Simply put, he listened. They discussed the four main talking points derived from the round table meeting, namely an end to solitary confinement, the treatment of mentally and physically ill inmates, the issue of allowing adolescents into Rikers, and the need for an internal correctional officer grievance process that is accountable to the DOC and not Mr. Seabrook. The Commissioner was shocked by the accounts given by Ms. McMillan of inmates dying of medical neglect and exchanging sexual favors for much-needed medicine. The Commissioner was so unsettled by that particular issue that he arranged an email follow-up with Ms. McMillan later on the same day of their meeting.
For now, Ms. McMillan is cautiously optimistic. She will be working with the meeting partnership on short- and long-term solutions, providing insight into the true state of affairs inside the jail, and has been approached about possibly helping to update the inmate handbook.

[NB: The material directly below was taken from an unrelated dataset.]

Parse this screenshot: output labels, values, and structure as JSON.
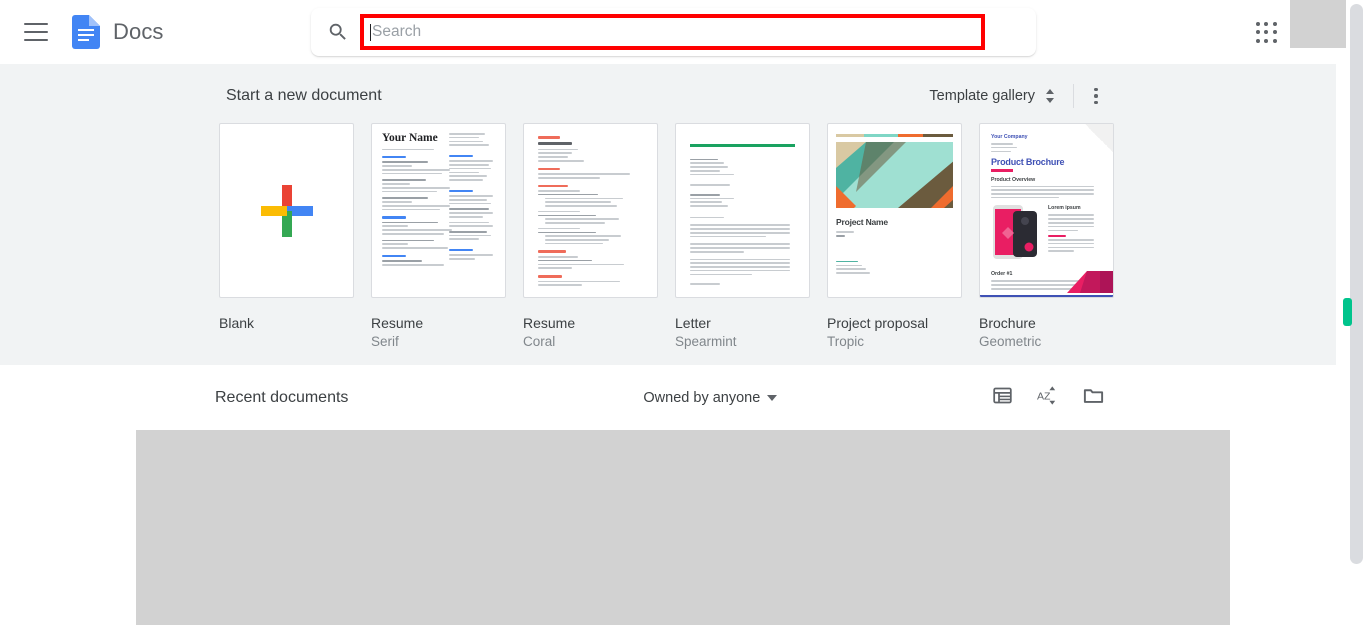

“To me, [the meeting with Commissioner Ponte] was about this: the people who really want to make something work … will find a way to bridge the gap to understand the experiences that are being called into question and address them. And the only way that you can do that is to walk across the aisle,” Ms. McMillan said. “The actions on behalf of Commissioner Ponte were bold, unprecedented, an act of good faith, and ultimately [were] not just a conversation but provided an actionable follow-through that I had never expected.”
It remains to be seen whether her ambitious goals can meet her high expectations, but only the future can tell where this union of activist and state will lead. Ms. McMillan shows her typical positivity, however: “I think over the month we’ll see how far he’s willing to go … [but] I have faith in that.”
[The headline of this article has been changed to better reflect the views expressed by Cecily McMillan.]